__Task goal__. I need the number of lines in the data that contain the word "Geoff", and nothing beyond it.

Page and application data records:
::::
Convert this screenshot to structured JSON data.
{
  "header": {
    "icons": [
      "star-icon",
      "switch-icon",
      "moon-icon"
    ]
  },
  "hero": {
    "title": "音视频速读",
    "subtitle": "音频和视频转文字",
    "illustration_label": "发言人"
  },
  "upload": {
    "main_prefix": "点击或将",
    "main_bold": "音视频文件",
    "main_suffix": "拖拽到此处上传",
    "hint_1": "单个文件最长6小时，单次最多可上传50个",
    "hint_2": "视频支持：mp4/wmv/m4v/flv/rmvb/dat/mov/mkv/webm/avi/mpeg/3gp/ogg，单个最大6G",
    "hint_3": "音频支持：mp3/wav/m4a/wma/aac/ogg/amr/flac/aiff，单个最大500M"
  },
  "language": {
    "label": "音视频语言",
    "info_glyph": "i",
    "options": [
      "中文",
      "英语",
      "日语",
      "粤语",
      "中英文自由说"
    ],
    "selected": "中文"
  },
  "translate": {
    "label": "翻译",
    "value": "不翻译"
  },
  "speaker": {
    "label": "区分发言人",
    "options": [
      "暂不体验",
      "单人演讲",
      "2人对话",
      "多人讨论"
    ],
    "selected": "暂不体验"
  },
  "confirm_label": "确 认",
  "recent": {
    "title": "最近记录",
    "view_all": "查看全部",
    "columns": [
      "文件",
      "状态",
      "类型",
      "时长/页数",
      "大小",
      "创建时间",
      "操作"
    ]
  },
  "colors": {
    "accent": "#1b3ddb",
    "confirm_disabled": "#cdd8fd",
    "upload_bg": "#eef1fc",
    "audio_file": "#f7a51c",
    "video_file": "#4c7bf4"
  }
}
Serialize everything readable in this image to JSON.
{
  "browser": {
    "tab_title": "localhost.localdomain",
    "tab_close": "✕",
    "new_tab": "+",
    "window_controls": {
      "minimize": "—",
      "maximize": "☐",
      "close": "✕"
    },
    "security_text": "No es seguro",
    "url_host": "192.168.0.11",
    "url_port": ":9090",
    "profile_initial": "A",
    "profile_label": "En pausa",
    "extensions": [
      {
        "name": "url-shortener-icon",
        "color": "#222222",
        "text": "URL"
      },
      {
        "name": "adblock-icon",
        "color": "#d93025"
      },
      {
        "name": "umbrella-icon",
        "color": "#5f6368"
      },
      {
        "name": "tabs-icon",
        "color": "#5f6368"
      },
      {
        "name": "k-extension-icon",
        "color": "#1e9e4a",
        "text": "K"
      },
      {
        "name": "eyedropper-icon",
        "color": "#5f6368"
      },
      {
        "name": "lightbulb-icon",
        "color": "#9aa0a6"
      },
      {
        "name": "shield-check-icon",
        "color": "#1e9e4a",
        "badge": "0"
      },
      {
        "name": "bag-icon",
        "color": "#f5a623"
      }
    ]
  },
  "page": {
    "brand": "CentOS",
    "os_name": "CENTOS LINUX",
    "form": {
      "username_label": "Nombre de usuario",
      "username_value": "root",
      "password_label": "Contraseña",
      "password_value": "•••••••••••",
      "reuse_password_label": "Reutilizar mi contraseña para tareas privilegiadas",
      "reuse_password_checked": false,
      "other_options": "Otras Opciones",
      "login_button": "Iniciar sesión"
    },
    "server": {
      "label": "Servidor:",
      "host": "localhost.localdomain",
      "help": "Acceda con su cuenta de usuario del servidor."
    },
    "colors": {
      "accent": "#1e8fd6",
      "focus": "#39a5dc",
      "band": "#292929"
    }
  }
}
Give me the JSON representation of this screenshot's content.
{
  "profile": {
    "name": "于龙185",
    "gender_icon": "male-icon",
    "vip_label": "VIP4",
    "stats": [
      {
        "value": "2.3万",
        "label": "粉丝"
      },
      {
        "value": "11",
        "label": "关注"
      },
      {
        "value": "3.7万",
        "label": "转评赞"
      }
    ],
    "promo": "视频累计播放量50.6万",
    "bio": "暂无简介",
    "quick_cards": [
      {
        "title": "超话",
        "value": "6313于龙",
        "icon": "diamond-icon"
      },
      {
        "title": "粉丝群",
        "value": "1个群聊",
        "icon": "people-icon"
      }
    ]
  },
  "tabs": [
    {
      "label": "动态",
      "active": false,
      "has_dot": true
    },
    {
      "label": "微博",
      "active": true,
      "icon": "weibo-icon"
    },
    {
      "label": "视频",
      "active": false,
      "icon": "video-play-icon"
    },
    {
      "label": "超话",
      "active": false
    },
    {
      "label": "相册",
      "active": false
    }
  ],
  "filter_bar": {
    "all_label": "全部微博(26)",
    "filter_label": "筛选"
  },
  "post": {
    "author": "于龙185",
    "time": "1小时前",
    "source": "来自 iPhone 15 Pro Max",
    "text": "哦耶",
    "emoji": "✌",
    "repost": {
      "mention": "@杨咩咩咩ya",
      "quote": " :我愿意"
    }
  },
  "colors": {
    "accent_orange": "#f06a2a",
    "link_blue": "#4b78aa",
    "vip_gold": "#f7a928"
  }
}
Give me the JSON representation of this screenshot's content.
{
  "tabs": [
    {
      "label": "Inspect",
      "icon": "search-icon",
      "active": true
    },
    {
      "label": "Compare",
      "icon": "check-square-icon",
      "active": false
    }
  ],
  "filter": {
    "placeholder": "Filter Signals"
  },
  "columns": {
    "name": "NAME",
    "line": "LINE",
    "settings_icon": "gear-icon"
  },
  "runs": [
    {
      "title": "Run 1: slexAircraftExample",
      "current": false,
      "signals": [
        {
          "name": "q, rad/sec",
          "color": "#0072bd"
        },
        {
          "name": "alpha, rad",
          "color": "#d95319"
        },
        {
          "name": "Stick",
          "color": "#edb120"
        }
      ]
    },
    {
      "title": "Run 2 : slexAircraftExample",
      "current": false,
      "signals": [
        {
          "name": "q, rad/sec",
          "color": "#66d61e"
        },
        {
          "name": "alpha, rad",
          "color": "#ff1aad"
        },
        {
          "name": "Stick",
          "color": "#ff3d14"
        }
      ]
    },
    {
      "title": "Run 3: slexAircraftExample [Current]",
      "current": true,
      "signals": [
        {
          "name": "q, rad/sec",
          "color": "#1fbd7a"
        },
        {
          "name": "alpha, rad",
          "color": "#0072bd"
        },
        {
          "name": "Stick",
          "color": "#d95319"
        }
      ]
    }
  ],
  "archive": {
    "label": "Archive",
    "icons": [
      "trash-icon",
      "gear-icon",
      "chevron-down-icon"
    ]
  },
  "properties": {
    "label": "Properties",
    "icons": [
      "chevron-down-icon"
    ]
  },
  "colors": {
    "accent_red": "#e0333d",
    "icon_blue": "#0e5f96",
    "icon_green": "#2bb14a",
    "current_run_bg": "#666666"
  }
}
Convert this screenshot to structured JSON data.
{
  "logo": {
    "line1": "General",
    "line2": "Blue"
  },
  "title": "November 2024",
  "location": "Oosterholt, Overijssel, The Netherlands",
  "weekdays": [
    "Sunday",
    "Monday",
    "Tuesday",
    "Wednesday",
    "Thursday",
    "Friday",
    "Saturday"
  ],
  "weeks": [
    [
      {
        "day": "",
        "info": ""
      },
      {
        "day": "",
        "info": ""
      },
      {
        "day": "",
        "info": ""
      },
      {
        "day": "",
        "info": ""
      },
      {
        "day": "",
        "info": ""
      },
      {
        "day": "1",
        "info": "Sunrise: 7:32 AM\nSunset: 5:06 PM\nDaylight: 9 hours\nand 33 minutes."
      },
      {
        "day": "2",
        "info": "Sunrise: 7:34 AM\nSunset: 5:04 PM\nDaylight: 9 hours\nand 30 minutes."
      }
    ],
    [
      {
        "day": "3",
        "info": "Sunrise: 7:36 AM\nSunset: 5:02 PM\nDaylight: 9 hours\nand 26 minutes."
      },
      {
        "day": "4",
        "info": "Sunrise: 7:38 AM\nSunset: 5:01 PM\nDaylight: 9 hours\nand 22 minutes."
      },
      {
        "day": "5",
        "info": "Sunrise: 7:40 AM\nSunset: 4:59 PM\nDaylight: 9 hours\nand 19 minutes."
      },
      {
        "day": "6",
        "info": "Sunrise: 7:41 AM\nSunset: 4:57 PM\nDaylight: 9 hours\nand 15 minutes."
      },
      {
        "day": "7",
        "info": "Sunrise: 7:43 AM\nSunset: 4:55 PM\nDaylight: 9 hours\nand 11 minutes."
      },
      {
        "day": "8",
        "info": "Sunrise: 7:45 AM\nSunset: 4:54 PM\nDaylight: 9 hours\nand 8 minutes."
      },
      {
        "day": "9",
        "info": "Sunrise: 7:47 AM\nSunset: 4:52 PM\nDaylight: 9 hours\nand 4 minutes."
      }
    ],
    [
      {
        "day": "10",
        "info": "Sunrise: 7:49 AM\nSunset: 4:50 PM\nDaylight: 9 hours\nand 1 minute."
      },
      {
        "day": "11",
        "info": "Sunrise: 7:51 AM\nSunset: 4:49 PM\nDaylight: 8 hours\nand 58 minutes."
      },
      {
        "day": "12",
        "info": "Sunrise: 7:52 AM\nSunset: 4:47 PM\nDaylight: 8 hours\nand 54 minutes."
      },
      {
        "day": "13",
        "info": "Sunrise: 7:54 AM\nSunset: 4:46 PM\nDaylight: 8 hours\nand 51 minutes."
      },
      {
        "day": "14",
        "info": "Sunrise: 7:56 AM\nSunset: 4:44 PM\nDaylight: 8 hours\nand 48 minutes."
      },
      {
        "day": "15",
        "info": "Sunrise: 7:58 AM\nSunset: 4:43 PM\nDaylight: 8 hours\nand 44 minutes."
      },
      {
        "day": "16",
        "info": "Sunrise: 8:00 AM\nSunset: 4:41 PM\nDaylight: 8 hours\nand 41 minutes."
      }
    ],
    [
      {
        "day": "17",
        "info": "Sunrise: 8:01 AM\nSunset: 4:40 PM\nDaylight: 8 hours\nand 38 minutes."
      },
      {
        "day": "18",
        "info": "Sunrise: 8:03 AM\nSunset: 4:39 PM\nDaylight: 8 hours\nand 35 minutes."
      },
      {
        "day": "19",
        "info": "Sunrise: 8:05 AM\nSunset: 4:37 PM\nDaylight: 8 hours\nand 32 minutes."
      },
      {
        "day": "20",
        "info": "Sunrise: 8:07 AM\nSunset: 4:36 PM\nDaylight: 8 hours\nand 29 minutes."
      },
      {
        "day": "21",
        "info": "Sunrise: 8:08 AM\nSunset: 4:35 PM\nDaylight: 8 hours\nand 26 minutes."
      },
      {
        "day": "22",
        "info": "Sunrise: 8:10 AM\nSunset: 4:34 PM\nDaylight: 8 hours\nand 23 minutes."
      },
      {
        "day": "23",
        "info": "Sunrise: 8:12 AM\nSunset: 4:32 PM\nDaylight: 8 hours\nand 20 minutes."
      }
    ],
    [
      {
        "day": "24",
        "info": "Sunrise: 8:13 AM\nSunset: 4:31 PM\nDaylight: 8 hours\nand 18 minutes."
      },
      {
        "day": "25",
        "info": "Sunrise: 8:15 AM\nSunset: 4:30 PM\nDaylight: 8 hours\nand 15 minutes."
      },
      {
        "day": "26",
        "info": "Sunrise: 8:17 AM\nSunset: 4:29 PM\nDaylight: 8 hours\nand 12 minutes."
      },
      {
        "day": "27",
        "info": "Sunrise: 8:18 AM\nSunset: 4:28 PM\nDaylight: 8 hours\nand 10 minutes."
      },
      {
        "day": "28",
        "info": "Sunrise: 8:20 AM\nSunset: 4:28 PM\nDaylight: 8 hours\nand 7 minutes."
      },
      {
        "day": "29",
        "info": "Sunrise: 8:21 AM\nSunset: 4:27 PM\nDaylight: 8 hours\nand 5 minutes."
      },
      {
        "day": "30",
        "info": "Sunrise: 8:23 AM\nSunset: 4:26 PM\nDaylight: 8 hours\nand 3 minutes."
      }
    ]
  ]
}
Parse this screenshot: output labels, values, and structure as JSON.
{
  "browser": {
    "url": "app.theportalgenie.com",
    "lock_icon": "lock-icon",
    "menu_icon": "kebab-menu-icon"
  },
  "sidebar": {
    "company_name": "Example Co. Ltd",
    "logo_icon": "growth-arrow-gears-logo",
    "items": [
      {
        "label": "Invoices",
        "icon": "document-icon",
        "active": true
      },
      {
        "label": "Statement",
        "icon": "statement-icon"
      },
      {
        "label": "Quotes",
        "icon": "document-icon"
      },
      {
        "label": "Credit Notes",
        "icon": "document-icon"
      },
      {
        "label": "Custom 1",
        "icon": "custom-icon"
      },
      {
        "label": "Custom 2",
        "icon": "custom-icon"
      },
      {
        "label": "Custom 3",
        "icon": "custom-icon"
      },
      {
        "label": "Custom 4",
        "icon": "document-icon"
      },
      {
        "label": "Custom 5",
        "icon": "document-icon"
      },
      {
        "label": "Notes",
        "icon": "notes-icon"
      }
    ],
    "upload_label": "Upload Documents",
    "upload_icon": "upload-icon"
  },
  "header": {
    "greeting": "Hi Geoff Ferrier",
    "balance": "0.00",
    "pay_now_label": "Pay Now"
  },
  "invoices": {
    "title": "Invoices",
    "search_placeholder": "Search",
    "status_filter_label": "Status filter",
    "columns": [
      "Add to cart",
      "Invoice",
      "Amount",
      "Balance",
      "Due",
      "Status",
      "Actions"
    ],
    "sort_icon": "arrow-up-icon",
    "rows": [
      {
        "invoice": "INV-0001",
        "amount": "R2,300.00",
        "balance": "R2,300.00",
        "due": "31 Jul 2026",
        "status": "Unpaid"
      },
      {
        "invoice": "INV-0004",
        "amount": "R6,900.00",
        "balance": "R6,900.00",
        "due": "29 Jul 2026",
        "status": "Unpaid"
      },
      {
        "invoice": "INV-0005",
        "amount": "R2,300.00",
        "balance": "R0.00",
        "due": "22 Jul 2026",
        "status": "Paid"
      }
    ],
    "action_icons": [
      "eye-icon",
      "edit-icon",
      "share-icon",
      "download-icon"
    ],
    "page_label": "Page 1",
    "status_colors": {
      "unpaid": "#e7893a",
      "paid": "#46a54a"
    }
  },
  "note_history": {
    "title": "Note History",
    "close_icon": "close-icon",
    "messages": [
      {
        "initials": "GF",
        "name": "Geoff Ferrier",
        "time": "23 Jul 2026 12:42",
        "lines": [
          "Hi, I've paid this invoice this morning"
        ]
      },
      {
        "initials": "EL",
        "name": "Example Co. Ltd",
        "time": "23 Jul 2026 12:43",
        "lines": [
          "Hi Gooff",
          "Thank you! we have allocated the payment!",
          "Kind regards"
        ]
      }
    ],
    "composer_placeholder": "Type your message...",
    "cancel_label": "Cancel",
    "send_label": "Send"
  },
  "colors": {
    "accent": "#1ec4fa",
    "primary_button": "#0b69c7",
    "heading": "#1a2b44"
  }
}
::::
__Response below__. 2